Activity. Please set down every entry again exactly as it stands, without the pictures.

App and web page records
- Opening Delimiter -

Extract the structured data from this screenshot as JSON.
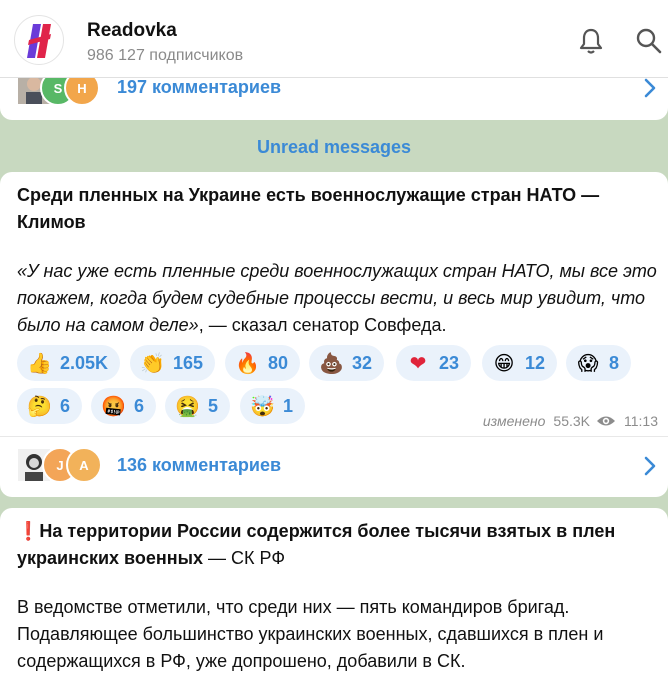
{
  "header": {
    "title": "Readovka",
    "subscribers": "986 127 подписчиков",
    "bell_icon": "bell-icon",
    "search_icon": "search-icon",
    "brand_colors": {
      "red": "#e0244a",
      "purple": "#6a3bd9"
    }
  },
  "prev_post": {
    "comments_label": "197 комментариев",
    "avatars": [
      "S",
      "H"
    ]
  },
  "unread_label": "Unread messages",
  "post1": {
    "title": "Среди пленных на Украине есть военнослужащие стран НАТО — Климов",
    "quote": "«У нас уже есть пленные среди военнослужащих стран НАТО, мы все это покажем, когда будем судебные процессы вести, и весь мир увидит, что было на самом деле»",
    "attribution": ", — сказал сенатор Совфеда.",
    "reactions": [
      {
        "emoji": "👍",
        "count": "2.05K"
      },
      {
        "emoji": "👏",
        "count": "165"
      },
      {
        "emoji": "🔥",
        "count": "80"
      },
      {
        "emoji": "💩",
        "count": "32"
      },
      {
        "emoji": "❤",
        "count": "23"
      },
      {
        "emoji": "😁",
        "count": "12"
      },
      {
        "emoji": "😱",
        "count": "8"
      },
      {
        "emoji": "🤔",
        "count": "6"
      },
      {
        "emoji": "🤬",
        "count": "6"
      },
      {
        "emoji": "🤮",
        "count": "5"
      },
      {
        "emoji": "🤯",
        "count": "1"
      }
    ],
    "edited_label": "изменено",
    "views": "55.3K",
    "time": "11:13",
    "comments_label": "136 комментариев",
    "avatars": [
      "J",
      "A"
    ]
  },
  "post2": {
    "title_mark": "❗",
    "title_bold": "На территории России содержится более тысячи взятых в плен украинских военных",
    "title_tail": " — СК РФ",
    "body": "В ведомстве отметили, что среди них — пять командиров бригад. Подавляющее большинство украинских военных, сдавшихся в плен и содержащихся в РФ, уже допрошено, добавили в СК."
  },
  "colors": {
    "link_blue": "#3b8ad6",
    "reaction_bg": "#eaf2fb",
    "chat_bg": "#c8d9c0"
  }
}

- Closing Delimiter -

Response to this exercise.
Extract the structured data from this screenshot as JSON.
{
  "header": {
    "title": "Readovka",
    "subscribers": "986 127 подписчиков",
    "bell_icon": "bell-icon",
    "search_icon": "search-icon",
    "brand_colors": {
      "red": "#e0244a",
      "purple": "#6a3bd9"
    }
  },
  "prev_post": {
    "comments_label": "197 комментариев",
    "avatars": [
      "S",
      "H"
    ]
  },
  "unread_label": "Unread messages",
  "post1": {
    "title": "Среди пленных на Украине есть военнослужащие стран НАТО — Климов",
    "quote": "«У нас уже есть пленные среди военнослужащих стран НАТО, мы все это покажем, когда будем судебные процессы вести, и весь мир увидит, что было на самом деле»",
    "attribution": ", — сказал сенатор Совфеда.",
    "reactions": [
      {
        "emoji": "👍",
        "count": "2.05K"
      },
      {
        "emoji": "👏",
        "count": "165"
      },
      {
        "emoji": "🔥",
        "count": "80"
      },
      {
        "emoji": "💩",
        "count": "32"
      },
      {
        "emoji": "❤",
        "count": "23"
      },
      {
        "emoji": "😁",
        "count": "12"
      },
      {
        "emoji": "😱",
        "count": "8"
      },
      {
        "emoji": "🤔",
        "count": "6"
      },
      {
        "emoji": "🤬",
        "count": "6"
      },
      {
        "emoji": "🤮",
        "count": "5"
      },
      {
        "emoji": "🤯",
        "count": "1"
      }
    ],
    "edited_label": "изменено",
    "views": "55.3K",
    "time": "11:13",
    "comments_label": "136 комментариев",
    "avatars": [
      "J",
      "A"
    ]
  },
  "post2": {
    "title_mark": "❗",
    "title_bold": "На территории России содержится более тысячи взятых в плен украинских военных",
    "title_tail": " — СК РФ",
    "body": "В ведомстве отметили, что среди них — пять командиров бригад. Подавляющее большинство украинских военных, сдавшихся в плен и содержащихся в РФ, уже допрошено, добавили в СК."
  },
  "colors": {
    "link_blue": "#3b8ad6",
    "reaction_bg": "#eaf2fb",
    "chat_bg": "#c8d9c0"
  }
}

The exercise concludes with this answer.